- _Your assignment_:
Gather each line containing the string "this" from these entries.
·····
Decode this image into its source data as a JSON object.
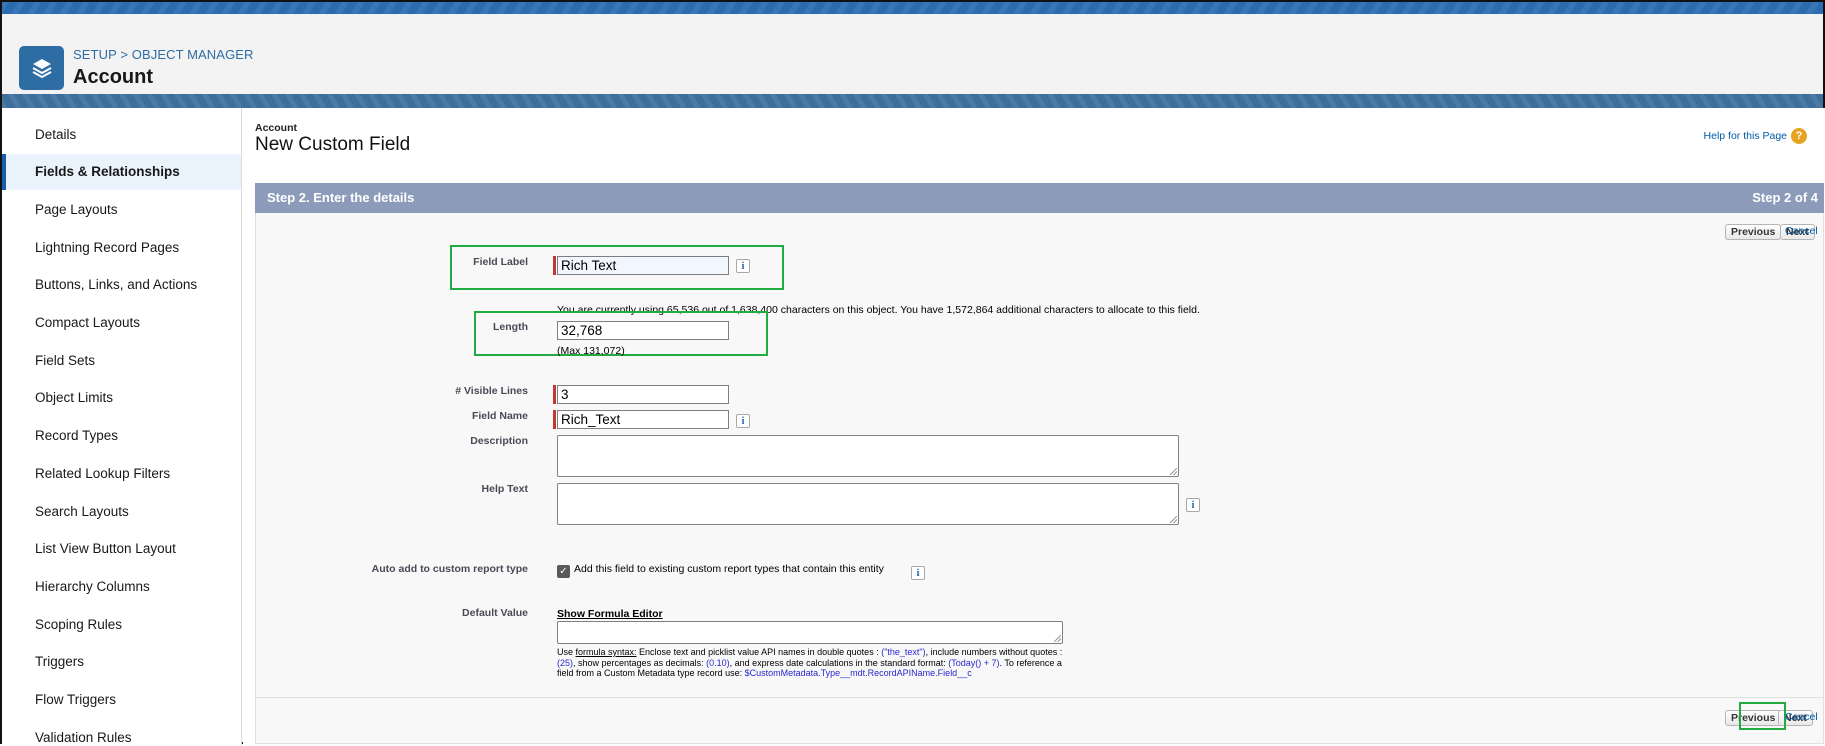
{
  "header": {
    "breadcrumb_setup": "SETUP",
    "breadcrumb_sep": ">",
    "breadcrumb_object_manager": "OBJECT MANAGER",
    "title": "Account",
    "icon": "layers-icon"
  },
  "sidebar": {
    "items": [
      {
        "label": "Details"
      },
      {
        "label": "Fields & Relationships",
        "active": true
      },
      {
        "label": "Page Layouts"
      },
      {
        "label": "Lightning Record Pages"
      },
      {
        "label": "Buttons, Links, and Actions"
      },
      {
        "label": "Compact Layouts"
      },
      {
        "label": "Field Sets"
      },
      {
        "label": "Object Limits"
      },
      {
        "label": "Record Types"
      },
      {
        "label": "Related Lookup Filters"
      },
      {
        "label": "Search Layouts"
      },
      {
        "label": "List View Button Layout"
      },
      {
        "label": "Hierarchy Columns"
      },
      {
        "label": "Scoping Rules"
      },
      {
        "label": "Triggers"
      },
      {
        "label": "Flow Triggers"
      },
      {
        "label": "Validation Rules"
      }
    ]
  },
  "main": {
    "object_label": "Account",
    "title": "New Custom Field",
    "help_link": "Help for this Page",
    "step_title": "Step 2. Enter the details",
    "step_count": "Step 2 of 4",
    "buttons": {
      "previous": "Previous",
      "next": "Next",
      "cancel": "Cancel"
    },
    "form": {
      "field_label": {
        "label": "Field Label",
        "value": "Rich Text"
      },
      "usage_note": "You are currently using 65,536 out of 1,638,400 characters on this object. You have 1,572,864 additional characters to allocate to this field.",
      "length": {
        "label": "Length",
        "value": "32,768",
        "max_note": "(Max 131,072)"
      },
      "visible_lines": {
        "label": "# Visible Lines",
        "value": "3"
      },
      "field_name": {
        "label": "Field Name",
        "value": "Rich_Text"
      },
      "description": {
        "label": "Description",
        "value": ""
      },
      "help_text": {
        "label": "Help Text",
        "value": ""
      },
      "auto_add": {
        "label": "Auto add to custom report type",
        "checkbox_label": "Add this field to existing custom report types that contain this entity",
        "checked": true
      },
      "default_value": {
        "label": "Default Value",
        "formula_link": "Show Formula Editor",
        "hint_use": "Use ",
        "hint_formula_syntax": "formula syntax:",
        "hint_p1": " Enclose text and picklist value API names in double quotes : ",
        "hint_ex1": "(\"the_text\")",
        "hint_p2": ", include numbers without quotes : ",
        "hint_ex2": "(25)",
        "hint_p3": ", show percentages as decimals: ",
        "hint_ex3": "(0.10)",
        "hint_p4": ", and express date calculations in the standard format: ",
        "hint_ex4": "(Today() + 7)",
        "hint_p5": ". To reference a field from a Custom Metadata type record use: ",
        "hint_ex5": "$CustomMetadata.Type__mdt.RecordAPIName.Field__c"
      }
    }
  }
}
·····
- _Your solution_:
Decode this image into its source data as a JSON object.
    "help_link": "Help for this Page",
      "usage_note": "You are currently using 65,536 out of 1,638,400 characters on this object. You have 1,572,864 additional characters to allocate to this field.",
        "checkbox_label": "Add this field to existing custom report types that contain this entity",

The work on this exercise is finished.